Libya's unity government received a boost to its authority Thursday, as 10 cities formerly under control of a rival militia-backed Tripoli body pledged support to the newly arrived prime minister-designate.
The arrival of UN-backed Fayez al-Sarraj at a naval base on Wednesday drew fury from the non-recognised authority in charge of Tripoli, which demanded he leave or surrender.
But 10 coastal cities in the west of the country called on all Libyans to "support the national unity government" in a major blow to the unrecognised authority that is refusing to give up power.
The announcement came in a statement on the official Facebook page of the Sabratha municipality, which also asked the government to "put an immediate end to all armed conflicts across Libya".
Gunmen stormed the headquarters of a Libyan television station overnight, apparently in support of the new government, but the capital appeared calm on Thursday.
Banks and shops were open, police were posted on the streets and flights had resumed at Metiga airport after being suspended the day before "for security reasons".
"The reactions have been better than we hoped for.
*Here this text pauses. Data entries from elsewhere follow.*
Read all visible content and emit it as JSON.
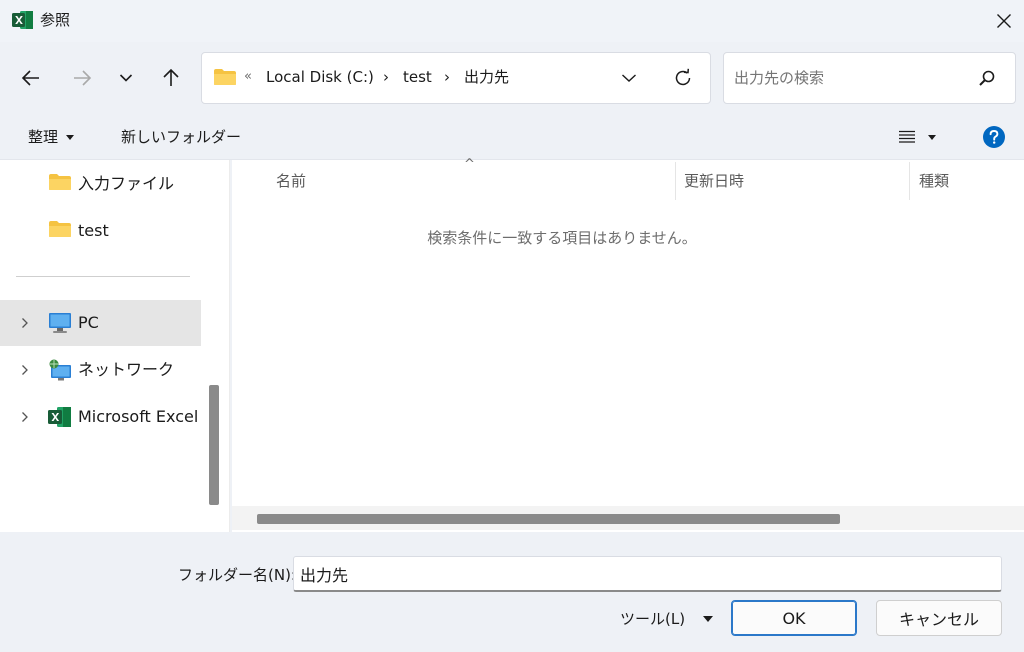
{
  "window": {
    "title": "参照",
    "app_icon": "excel-icon"
  },
  "navigation": {
    "back": "back-arrow-icon",
    "forward": "forward-arrow-icon",
    "recent": "chevron-down-icon",
    "up": "up-arrow-icon"
  },
  "address_bar": {
    "overflow": "«",
    "crumbs": [
      "Local Disk (C:)",
      "test",
      "出力先"
    ],
    "separator": "›"
  },
  "search": {
    "placeholder": "出力先の検索"
  },
  "commands": {
    "organize": "整理",
    "new_folder": "新しいフォルダー"
  },
  "sidebar": {
    "items": [
      {
        "label": "入力ファイル",
        "icon": "folder-icon"
      },
      {
        "label": "test",
        "icon": "folder-icon"
      },
      {
        "label": "PC",
        "icon": "pc-icon",
        "selected": true
      },
      {
        "label": "ネットワーク",
        "icon": "network-icon"
      },
      {
        "label": "Microsoft Excel",
        "icon": "excel-icon"
      }
    ]
  },
  "file_list": {
    "columns": [
      "名前",
      "更新日時",
      "種類"
    ],
    "sort_indicator": "^",
    "empty_message": "検索条件に一致する項目はありません。"
  },
  "footer": {
    "folder_name_label": "フォルダー名(N):",
    "folder_name_value": "出力先",
    "tools_label": "ツール(L)",
    "ok_label": "OK",
    "cancel_label": "キャンセル"
  },
  "colors": {
    "accent": "#0067c0",
    "folder": "#f5c342",
    "excel": "#1d6f42"
  }
}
The situation is good," an adviser to Sarraj told AFP, speaking on condition of anonymity. 1
nister-designate, Fayez al-Sarraj adjusts his glasses during a meeting with members of the presidential council in the capital Tripoli (photo by: Mahmud Turkia/AFP)
The international community hailed the new government's arrival as a crucial step in restoring order to Libya, which has been wracked by chaos since the NATO-backed overthrow of Moamer Kadhafi in 2011.
NATO chief Jens Stoltenberg said in a Thursday statement that Sarraj's arrival "marks an important step in Libya's democratic transition and path to peace".
Formed under a power-sharing deal agreed in December, the unity government is meant to take over from rival groups running the country.
Libya has had two administrations since mid-2014 when the militia alliance overran Tripoli, setting up its own authority and forcing the internationally recognised parliament to flee to the country's remote east.
Travel ban, asset freeze
Students walk past a wall painted with a graffiti reading "free Libya" in the Libyan capital Tripoli (photo by: Mahmud Turkia/AFP)
International leaders, increasingly alarmed by the rise of jihadists and people-smugglers in the impoverished North African state, have called on Libya's political rivals to back the unity government.
EU member states on Thursday agreed to impose sanctions on three Libyans for obstructing the formation of Sarraj's government.
One European source said the measures comprise "a ban on travelling in the European Union and a freeze on assets in the EU".
A European diplomatic source told AFP recently that EU sanctions would target the Tripoli government's prime minister Khalifa Ghweil, the head of the General National Congress Nuri Abu Sahmein, and Aguila Saleh, speaker of Libya's internationally recognised government.
Sarraj held talks with officials including lawmakers and local mayors on Thursday and was set to meet the governor of Libya's central bank to discuss the nation's crumbling economy.
"We have effectively started work today," the UN-backed body's vice president Moussa el-Koni told AFP.
Around 300 people gathered in the centre of Tripoli, waving banners and flags in support of the unity government.
But t he prime minister-designate still faces an uphill battle, with the Tripoli government on Wednesday insisted he leave the capital or "hand himself in".
'Task to fight terrorism'
A member of a brigade loyal to the Fajr Libya (Libya Dawn), an alliance of Islamist-backed fighters, stands on a pick up truck in the city of Sabratha, west of the capital Tripoli (photo by: Mahmud Turkia/AFP/File)
Italy's Foreign Minister Paolo Gentiloni, who spoke by phone with Sarraj, said Rome would authorise urgent food and medical aid to be distributed by the new administration.
A total of 860 tonnes of aid including food and medicine for 30,000 patients would be handed out, his ministry said.
Western powers are especially worried by the growth of the Islamic State group in Libya.
The jihadist organisation has seized control of Kadhafi's coastal hometown of Sirte and launched a wave of attacks, both against rival Libyan forces and across the border in Tunisia.
Western countries are considering military action against the jihadists in Libya but want a unity government to request help first.